Objective: Both Mindfulness Based Cognitive Therapy (MBCT) and Cognitive Therapy (CT) enhance self-management of prodromal symptoms associated with depressive relapse, albeit through divergent therapeutic procedures. We evaluated rates of relapse in remitted depressed patients receiving MBCT and CT. Decentering and dysfunctional attitudes were assessed as treatment-specific process markers. Method: Participants in remission from Major Depressive Disorder (MDD; N = 166) were randomized to 8 weeks of either MBCT (N = 82) or CT (N = 84) and were followed for 24 months, with process markers measured every 3 months. Attendance in both treatments was high (6.3/8 session) and treatment fidelity and competence were evaluated.
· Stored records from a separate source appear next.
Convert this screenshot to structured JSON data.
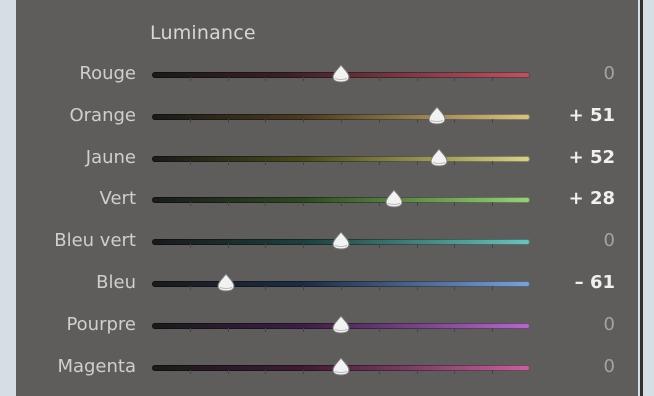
{
  "panel": {
    "title": "Luminance",
    "colors": {
      "background": "#5f5d5c",
      "label": "#cfcfcf",
      "value_active": "#f0f0f0",
      "value_zero": "#a3a3a3"
    },
    "sliders": [
      {
        "label": "Rouge",
        "value": "0",
        "num": 0,
        "track": "linear-gradient(90deg,#1a1a1a 0%,#3a2025 35%,#b85565 100%)"
      },
      {
        "label": "Orange",
        "value": "+ 51",
        "num": 51,
        "track": "linear-gradient(90deg,#1a1a1a 0%,#4a3a20 40%,#d9c38a 100%)"
      },
      {
        "label": "Jaune",
        "value": "+ 52",
        "num": 52,
        "track": "linear-gradient(90deg,#1a1a1a 0%,#4a4a20 40%,#d7d28f 100%)"
      },
      {
        "label": "Vert",
        "value": "+ 28",
        "num": 28,
        "track": "linear-gradient(90deg,#1a1a1a 0%,#2f4a23 40%,#9bd07e 100%)"
      },
      {
        "label": "Bleu vert",
        "value": "0",
        "num": 0,
        "track": "linear-gradient(90deg,#1a1a1a 0%,#1e3f3d 40%,#6ec2bb 100%)"
      },
      {
        "label": "Bleu",
        "value": "– 61",
        "num": -61,
        "track": "linear-gradient(90deg,#1a1a1a 0%,#1d2c45 40%,#7da1d4 100%)"
      },
      {
        "label": "Pourpre",
        "value": "0",
        "num": 0,
        "track": "linear-gradient(90deg,#1a1a1a 0%,#3b1e45 40%,#b26bc7 100%)"
      },
      {
        "label": "Magenta",
        "value": "0",
        "num": 0,
        "track": "linear-gradient(90deg,#1a1a1a 0%,#3e1b33 40%,#c2649b 100%)"
      }
    ]
  }
}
Relapse was defined as a return of symptoms meeting the criteria for major depression on Module A of the Structured Clinical Interview for Diagnostic and Statistical Manual of Mental Disorders (SCID). Results: Intention-to-treat analyses indicated no differences between MBCT and CT in either rates of relapse to MDD or time to relapse across 24 months of follow up. Both groups experienced significant increases in decentering and participants in CT reported greater reductions in dysfunctional attitudes. Within both treatments, participants who relapsed evidenced lower decentering scores than those who stayed well over the follow up. Conclusions: This is the first study to directly compare relapse prophylaxis following MBCT and CT directly. The lack of group differences in time to relapse supports the view that both interventions are equally effective and that increases in decentering achieved via either treatment are associated with greater protection. These findings lend credence to Teasdale et al.’s (2002) contention that, even though they may be taught through dissimilar methods, CT and MBCT help participants develop similar metacognitive skills for the regulation of distressing thoughts and emotions.